– Fifteen individual stalls to give the animals their own spaces, although many of the stalls are interconnected and can open into one larger space.
— A climate-controlled environment including exhaust fans constantly in motion, keeping the air continuously circulating throughout. There are also heating elements available when necessary.
— The sand floors provide added comfort for the herd and create an ideal nursery space for calves in the future.
— Multiple neighboring yards are accessible should the animals choose to venture outdoors overnight.
— A prep kitchen, food pantry and second-floor hayloft providing easy access to food storage for the herd.
— Indoor and outdoor training spaces giving keepers the ability to get close-up views and, in some cases hands-on, examinations of the animals. In this space, keepers will also examine, clean and trim the animals’ feet and nails. Yes, the elephants receive weekly pedicures,
— The barn includes built-in floor scales so that keepers can be sure the animals are within a healthy weight range.
— A state-of-the-art water filtration system allowing all water features to be purified and reused.
“We want people to make these connections and get inspired to learn more about conserving their counterparts in the wild,” Elander says.
The Fort Worth Zoo is home to more than 7000 animals, some of them highly endangered species. Behind all the fun and interactivity that the Fort Worth Zoo provides, there is the mission of educating the next generation to conserve the ecosystems and species that rely on us for their very survival.
“As the No. 1 zoo in the country, we’re confident that the changes and improvements happening here will continue to elevate our profile as the nation’s top-ranked zoo as well as an international leader in animal care and conservation,” Fort Worth Zoo president Ardon Moore says in a statement.
Elephant Springs is built around allowing the zoo to further its conversation leadership role and guaranteeing the survival of these magnificent creatures for generations to come.
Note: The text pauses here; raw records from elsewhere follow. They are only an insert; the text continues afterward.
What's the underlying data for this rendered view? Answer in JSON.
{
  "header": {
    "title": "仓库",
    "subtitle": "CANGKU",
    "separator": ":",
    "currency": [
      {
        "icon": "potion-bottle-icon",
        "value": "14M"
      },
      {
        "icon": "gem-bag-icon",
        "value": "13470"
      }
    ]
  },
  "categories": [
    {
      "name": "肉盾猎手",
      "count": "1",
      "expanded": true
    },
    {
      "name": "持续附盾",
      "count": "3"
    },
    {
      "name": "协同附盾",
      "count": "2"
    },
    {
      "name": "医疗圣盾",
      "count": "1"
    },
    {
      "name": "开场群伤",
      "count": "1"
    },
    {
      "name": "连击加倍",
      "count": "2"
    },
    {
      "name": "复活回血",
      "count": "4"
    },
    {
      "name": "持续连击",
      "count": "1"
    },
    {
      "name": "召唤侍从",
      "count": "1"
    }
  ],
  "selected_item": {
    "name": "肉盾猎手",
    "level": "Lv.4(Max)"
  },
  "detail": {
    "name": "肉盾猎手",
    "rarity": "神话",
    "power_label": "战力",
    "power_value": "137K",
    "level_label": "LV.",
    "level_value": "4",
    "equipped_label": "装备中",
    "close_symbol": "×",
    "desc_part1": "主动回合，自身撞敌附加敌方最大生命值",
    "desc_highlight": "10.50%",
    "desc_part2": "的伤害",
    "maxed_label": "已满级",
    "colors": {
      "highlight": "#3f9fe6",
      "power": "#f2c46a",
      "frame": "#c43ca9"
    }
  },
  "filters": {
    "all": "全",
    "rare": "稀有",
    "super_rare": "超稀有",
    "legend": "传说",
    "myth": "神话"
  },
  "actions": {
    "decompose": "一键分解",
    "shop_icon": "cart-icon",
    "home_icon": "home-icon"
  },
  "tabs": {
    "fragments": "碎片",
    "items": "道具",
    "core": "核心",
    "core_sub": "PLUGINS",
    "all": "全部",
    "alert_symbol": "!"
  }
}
Next to get the white glove treatment at Fort Worth Zoo will be Hunters of Africa & Asian Predators (which includes the lions, tigers, hyenas, African wild dogs, clouded leopards, cheetahs, zebras and several exotic bird species) in phase three, which is already in progress, and on pace to debut in 2023. That will be followed by the final installment of A Wilder Vision, called Forests & Jungles which will bring to life a reimagined treetop habitat for the endangered arboreal apes. That’s anticipated to open in 2025.
The Fort Worth Zoo is continuing to grow — and now its elephants have ample room to roam. You’ve never seen an elephant land quite like this. Click thru the photo gallery below for an even closer look: